2006 News Releases
For immediate release: October 23, 2006
Phone: (214) 922-5307
Mexico’s Rapidly Modernizing Financial System Subject of Dallas Fed’s Economic Letter
DALLAS—Mexico’s remarkable efforts developing world-class financial markets will have wide-ranging effects on the nation’s economy, according to the October issue of the Federal Reserve Bank of Dallas’ Economic Letter.
In “Laying the Foundation for a Mortgage Industry in Mexico,” international financial analyst Ed Skelton uses Mexico’s booming housing market and burgeoning securitization market as evidence of the dramatic progress in the country’s financial system.
Modern financial markets enhance economic well-being in several ways:
- Boosting capital flows, enhancing savings and improving efficiency.
- Allowing families to accumulate equity over time via mortgage payments.
- Creating a more liquid housing market, thus making relocation easier and promoting household mobility.
- Encouraging individuals to report income and pay taxes, creating a more formal economy.
Securitization’s growth offers the most impressive example of Mexico’s financial modernization as this practice frees up funds, reduces borrowing costs, and leads to a more secure and efficient financial system, Skelton finds.
Mortgage lenders in Mexico are now offering fixed-rate, 20-year mortgages at roughly 9 percent, with a required down payment of 10 percent, according to Skelton.
“Ten years of economic stability, declining inflation, financial market reform and banking sector competition have greatly enhanced lenders’ ability to offer longer-term loans at reasonable rates,” he writes.
A robust derivatives market, vigorous corporate bond market and rapid credit growth offer further evidence of Mexico’s remarkable financial system success, Skelton finds.
The October 2006 issue of Economic Letter can be found at www.dallasfed.org.
For immediate release:
October 30, 2006
Dallas Fed Trimmed Mean PCE 1.7% in September
DALLAS—The Trimmed Mean PCE inflation rate for September was 1.7 percent at an annualized rate, according to the Federal Reserve Bank of Dallas.

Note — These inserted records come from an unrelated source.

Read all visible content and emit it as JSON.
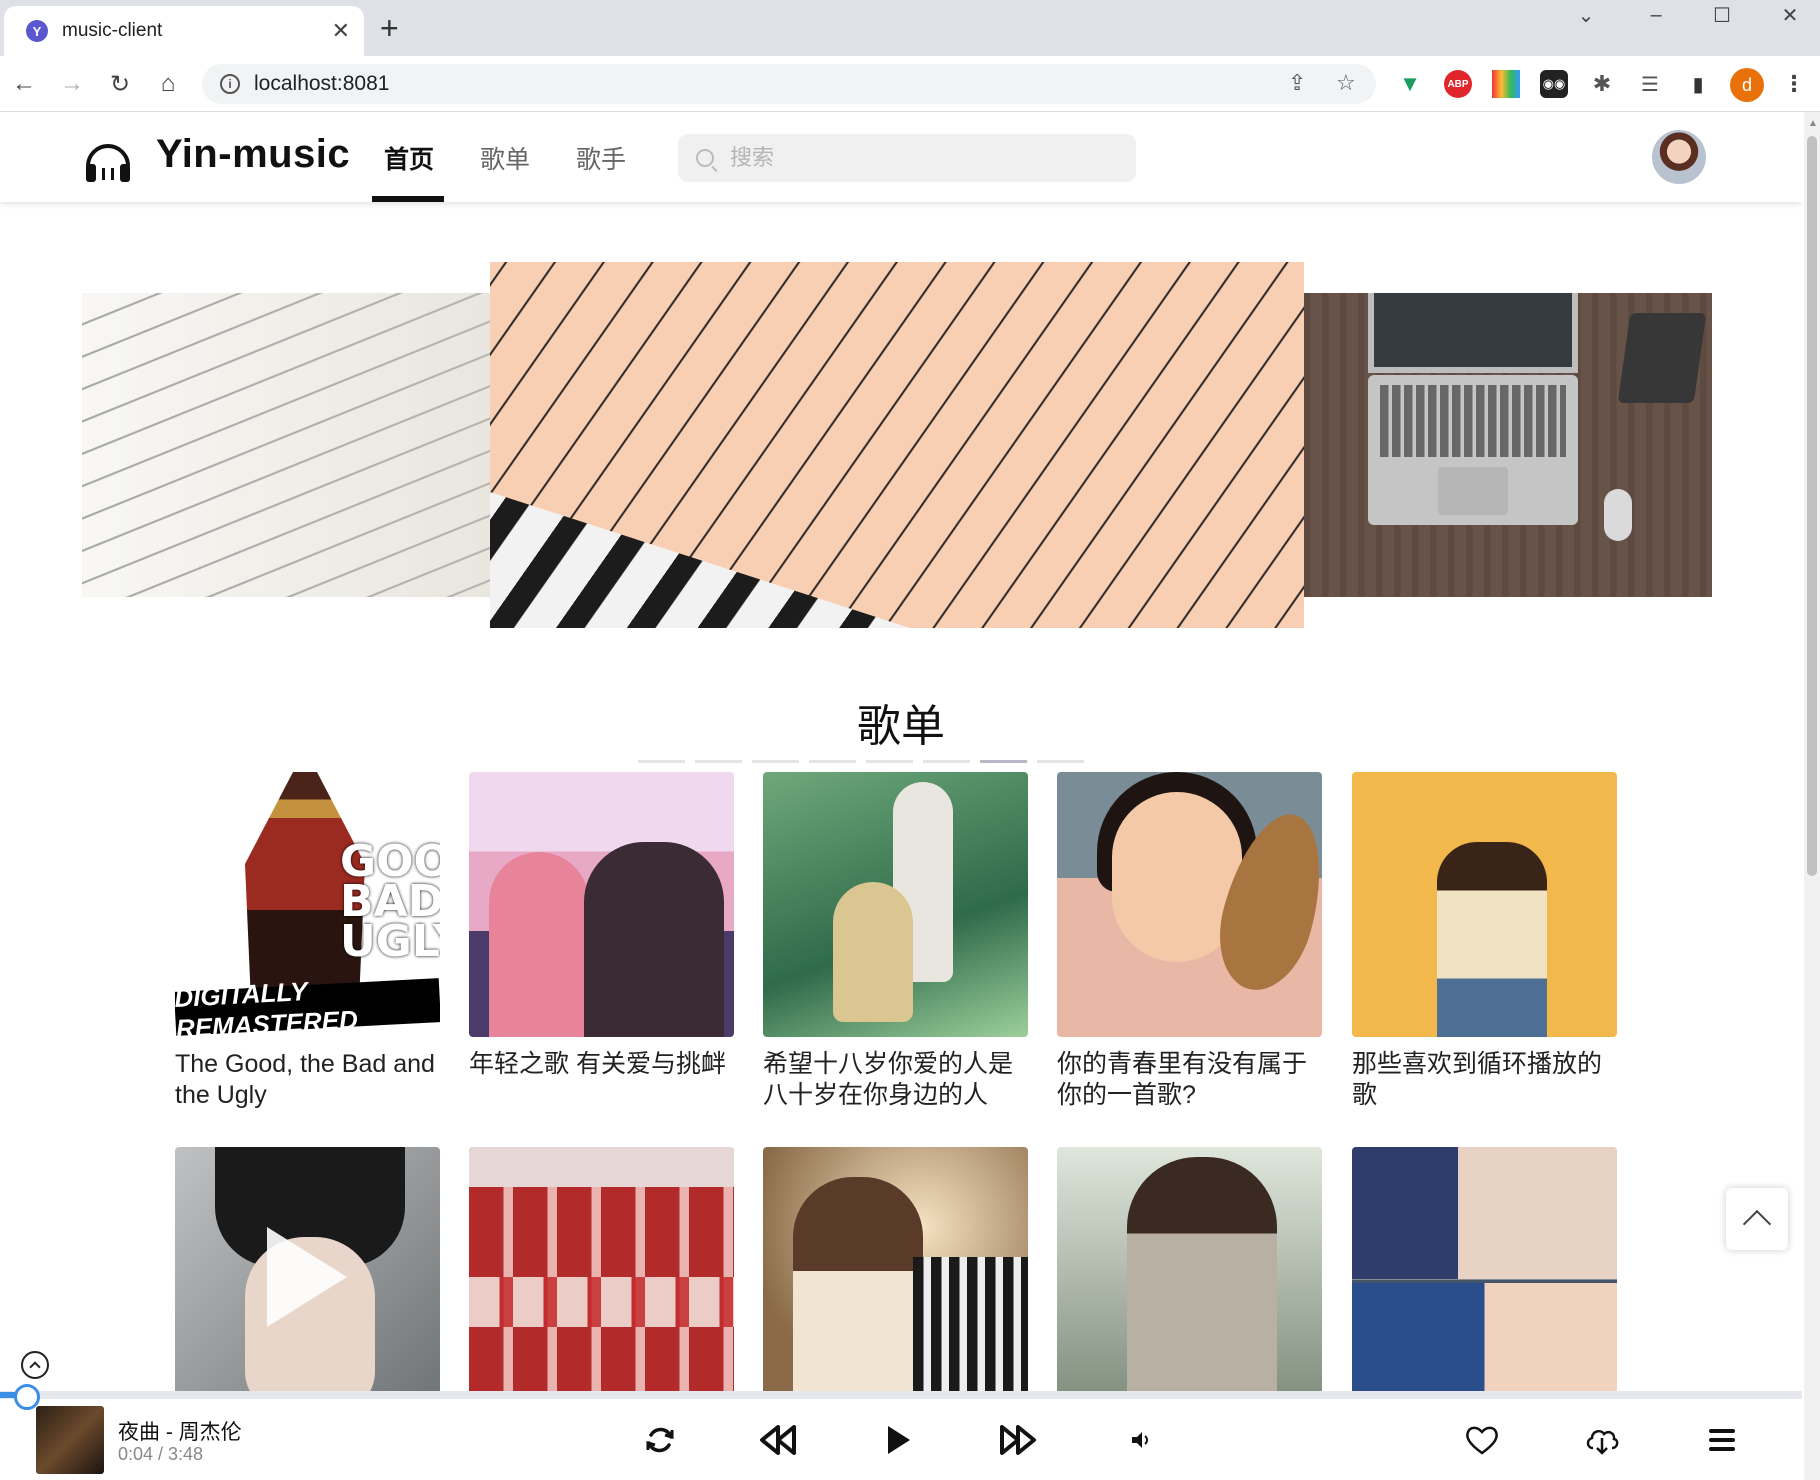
{
  "browser": {
    "tab_title": "music-client",
    "tab_favicon": "Y",
    "url": "localhost:8081",
    "profile_initial": "d",
    "extensions": [
      "vue-devtools-icon",
      "adblock-icon",
      "color-grid-icon",
      "glasses-icon",
      "puzzle-icon",
      "reading-list-icon",
      "side-panel-icon"
    ],
    "adblock_label": "ABP"
  },
  "header": {
    "logo_text": "Yin-music",
    "nav": [
      "首页",
      "歌单",
      "歌手"
    ],
    "active_nav": "首页",
    "search_placeholder": "搜索"
  },
  "carousel": {
    "dots_count": 8,
    "active_dot": 7
  },
  "section": {
    "title": "歌单"
  },
  "playlists": [
    {
      "name": "The Good, the Bad and the Ugly",
      "cover_text": "GOOD BAD UGLY",
      "cover_banner": "DIGITALLY REMASTERED"
    },
    {
      "name": "年轻之歌 有关爱与挑衅"
    },
    {
      "name": "希望十八岁你爱的人是八十岁在你身边的人"
    },
    {
      "name": "你的青春里有没有属于你的一首歌?"
    },
    {
      "name": "那些喜欢到循环播放的歌"
    },
    {
      "name": ""
    },
    {
      "name": ""
    },
    {
      "name": ""
    },
    {
      "name": ""
    },
    {
      "name": ""
    }
  ],
  "player": {
    "song_title": "夜曲 - 周杰伦",
    "current_time": "0:04",
    "duration": "3:48",
    "time_display": "0:04 / 3:48",
    "progress_fraction": 0.017,
    "accent": "#3a8ee6"
  }
}
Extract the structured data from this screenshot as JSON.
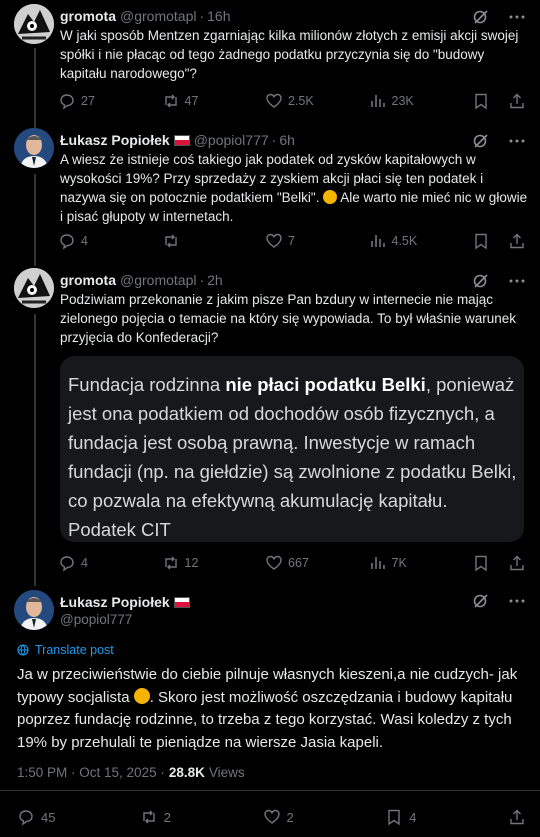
{
  "colors": {
    "background": "#000000",
    "accent": "#1d9bf0",
    "muted": "#71767b",
    "text": "#e7e9ea",
    "grok": "#e7e9ea"
  },
  "tweet1": {
    "name": "gromota",
    "handle": "@gromotapl",
    "dot": "·",
    "time": "16h",
    "text": "W jaki sposób Mentzen zgarniając kilka milionów złotych z emisji akcji swojej spółki i nie płacąc od tego żadnego podatku przyczynia się do \"budowy kapitału narodowego\"?",
    "stats": {
      "replies": "27",
      "reposts": "47",
      "likes": "2.5K",
      "views": "23K"
    }
  },
  "tweet2": {
    "name": "Łukasz Popiołek",
    "handle": "@popiol777",
    "dot": "·",
    "time": "6h",
    "text_before": "A wiesz że istnieje coś takiego jak podatek od zysków kapitałowych w wysokości 19%? Przy sprzedaży z zyskiem akcji płaci się ten podatek i nazywa się on potocznie podatkiem \"Belki\".",
    "text_after": " Ale warto nie mieć nic w głowie i pisać głupoty w internetach.",
    "stats": {
      "replies": "4",
      "reposts": "",
      "likes": "7",
      "views": "4.5K"
    }
  },
  "tweet3": {
    "name": "gromota",
    "handle": "@gromotapl",
    "dot": "·",
    "time": "2h",
    "text": "Podziwiam przekonanie z jakim pisze Pan bzdury w internecie nie mając zielonego pojęcia o temacie na który się wypowiada. To był właśnie warunek przyjęcia do Konfederacji?",
    "quote": {
      "before": "Fundacja rodzinna ",
      "bold": "nie płaci podatku Belki",
      "after": ", ponieważ jest ona podatkiem od dochodów osób fizycznych, a fundacja jest osobą prawną. Inwestycje w ramach fundacji (np. na giełdzie) są zwolnione z podatku Belki, co pozwala na efektywną akumulację kapitału. Podatek CIT"
    },
    "stats": {
      "replies": "4",
      "reposts": "12",
      "likes": "667",
      "views": "7K"
    }
  },
  "main": {
    "name": "Łukasz Popiołek",
    "handle": "@popiol777",
    "translate": "Translate post",
    "text_before": "Ja w przeciwieństwie do ciebie pilnuje własnych kieszeni,a nie cudzych- jak typowy socjalista",
    "text_after": ". Skoro jest możliwość oszczędzania i budowy kapitału poprzez fundację rodzinne, to trzeba z tego korzystać. Wasi koledzy z tych 19% by przehulali te pieniądze na wiersze Jasia kapeli.",
    "time": "1:50 PM · Oct 15, 2025 ·",
    "views_count": "28.8K",
    "views_label": "Views",
    "stats": {
      "replies": "45",
      "reposts": "2",
      "likes": "2",
      "bookmarks": "4"
    }
  }
}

The overall Personal Consumption Expenditures inflation rate for September, released by the Bureau of Economic Analysis, was an annualized –3.7 percent, while the inflation rate for PCE excluding food and energy was an annualized 2.1 percent.
For the 12-month period ending in September, the Trimmed Mean PCE inflation rate was 2.6 percent. Over the same 12 months, the price index for overall PCE rose 2.0 percent and the price index for PCE excluding food and energy rose 2.4 percent.
The Trimmed Mean PCE inflation rate for the 6-month period ending in September was 2.7 percent, annualized. Over the same 6 months, the price index for overall PCE rose an annualized 2.5 percent and the price index for PCE excluding food and energy rose an annualized 2.4 percent.
The Trimmed Mean PCE inflation rate is an alternative measure of core inflation in the price index for PCE. It is calculated by the Dallas Fed, using data from the BEA.
For more information on the Trimmed Mean PCE, visit www.dallasfed.org.
Next release: November 30
Phone: (214) 922-5307